- Four full-time staff, plus Andrew and Sam, with additional help from family members
Farming a total of 1,430ha from their base near Wisbech, the family farm partnership of H Melton & Son covers 700ha, with a further five stubble-to-stubble contracting farms adding 730ha.
In addition, contract fertiliser and spray applications are carried out, as well as potato cyst nematode soil sampling.
As harvest 2020 approaches, just one-third of the winter wheat that they had planned is in the ground, so the crop area has been made up with spring wheat and some additional spring barley.
“It was so wet last autumn and winter that we had to take the decision to stop drilling in such challenging conditions,” recalls Andrew.
“We went for Group 2 spring wheats, as we mostly grow for milling and biscuit premiums in a more normal year.”
The weather was also responsible for some very late harvesting of their 2019 sugar beet crop, which meant that they couldn’t drill the planned cereal crop afterwards.
Instead, that land had a cover crop drilled on it in June to help with soil structuring and get it ready for drilling winter wheat this autumn.
“We don’t normally fallow land,” says Andrew. “But some of the beet wasn’t lifted until March, so that had repercussions. Hopefully, the cover crop will help get it back in order.”
Like many other farms, oilseed rape has also taken a hit – for the first time ever they saw half of the 115ha of the crop taken out by flea beetle, leaving them with 60ha.
“The big question is whether we stick with it or not,” says Andrew.
Monitor Farm investigations
- Telematics – role in cost control
- Controlled traffic farming – potential to reduce compaction
- Cover crops – heavy soil suitability
- Oilseed rape replacements – break crop alternatives
- Disease modelling – potential to reduce inputs
- Drainage – how much to invest
- Variable and fixed costs – farm benchmarking
- Application technology – efficacy
“We tried two different establishment methods and grew both hybrid and conventional varieties, with no link to either as regards flea beetle damage.”
His gut feeling is that drilling as early as possible will be the best way of avoiding beetle feeding, but has fears about larvae numbers with that approach.
“We’ll make a last-minute decision based on the conditions and will stick to conventionals, to keep costs down.”
Given the difficulties encountered, he is taking the opportunity to look at winter linseed as a possible replacement for oilseed rape and will be growing a seed crop for harvest 2021.
Soya has been grown in the past, but its late harvest date made it difficult to get the following wheat crop in.
Machinery costs are always being scrutinised, with telematics being used to monitor fuel use and cultivations.
Reducing the depth of tillage and the number of passes has been a gradual aim, with the business moving from a plough-based system to shallow tillage over the past few years.
The purchase of a JD750a drill last autumn will allow them to take that further, with the intention of direct drilling crops where conditions are suitable.
“We did direct drill an area of our spring barley with it this year.

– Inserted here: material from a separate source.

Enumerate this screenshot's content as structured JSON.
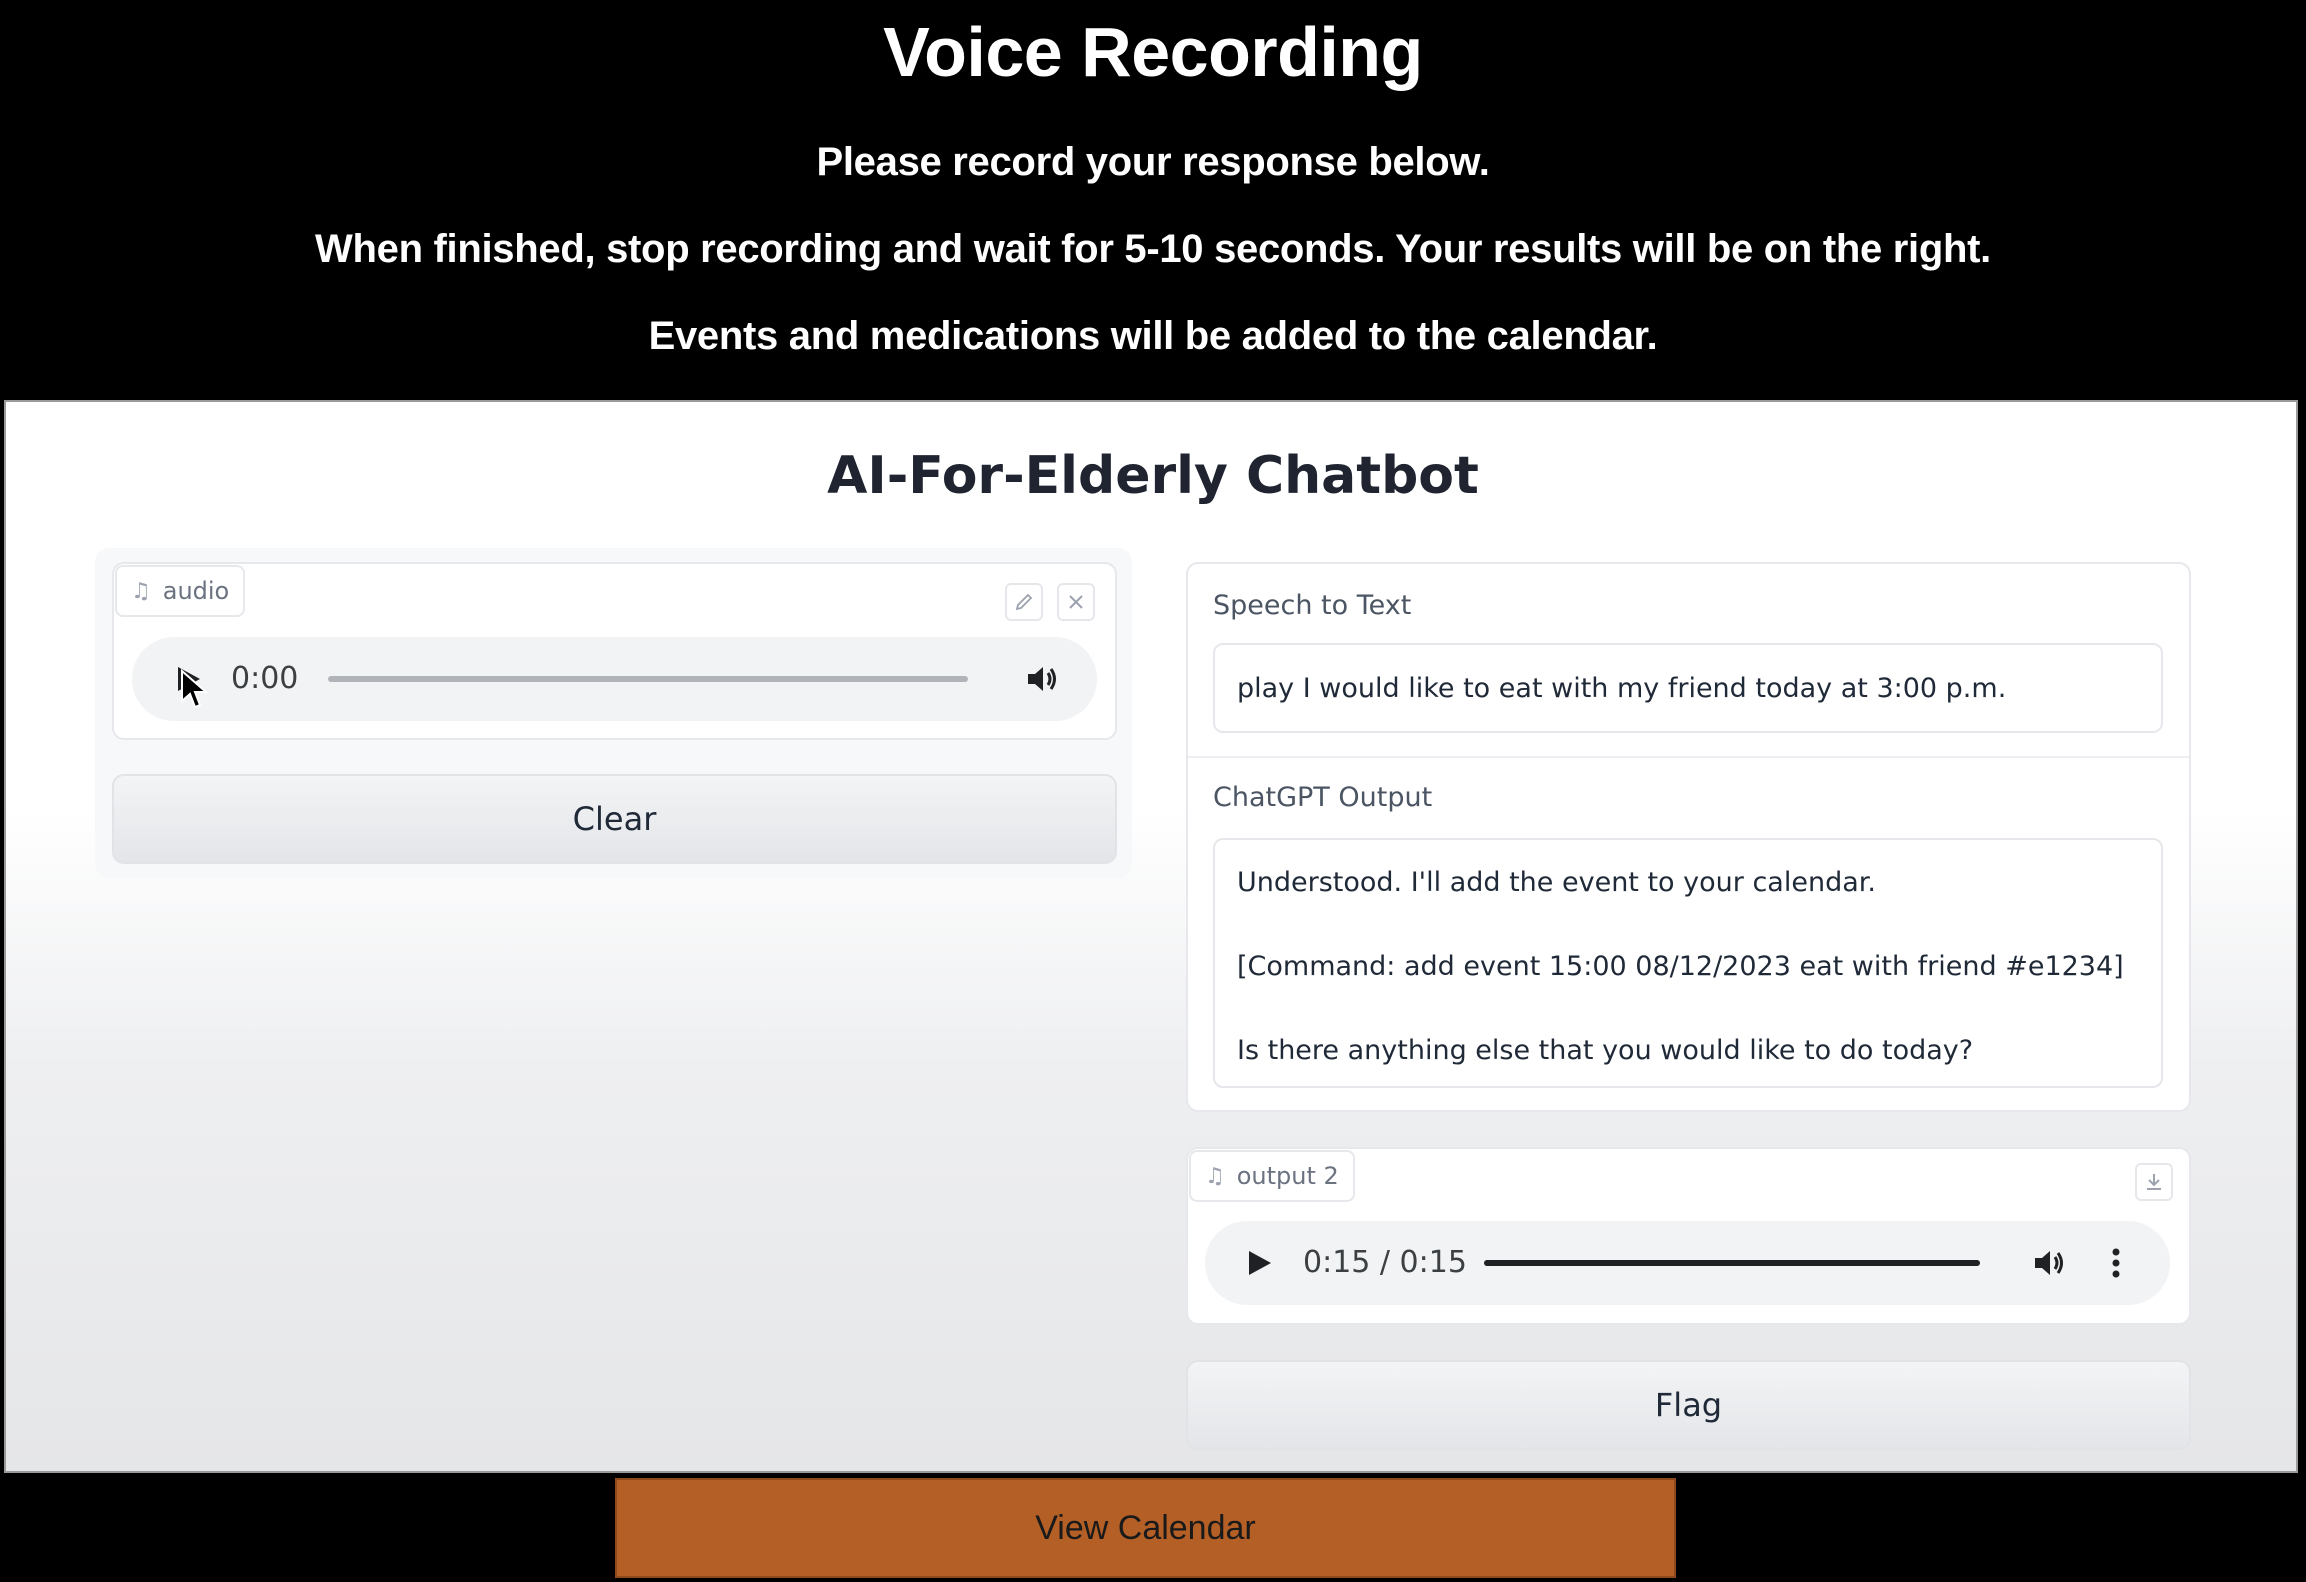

Soil health is important and we are committed to getting our approach right on clay soils, so will take every opportunity to learn.”
Precision farming has already been adopted by the business, with variable rate nitrogen applications and seed rates being used and specialist software helping to analyse costs and keep track of their contract farming operations.
The next step could be NDVI web-based software, believes Andrew, as he starts to investigate new and existing platforms for data management.
“We’re producing lots of data from different sources and making good use of some of it,” he says.
“Now we’re keen to look at new ways of pulling it all together, so that we can really interrogate it to help with decision-making.”
He plans to try a couple of the latest platforms and report back on his progress at the Monitor Farm meetings.
“Digital agriculture is being heralded as the future, so it will be interesting to see what these systems have to offer.”
Having said that, he notes that farm profitability is key.
“As we move to a farming policy based on public money for public goods, we need to know whether new technology can help us to prepare and adapt.”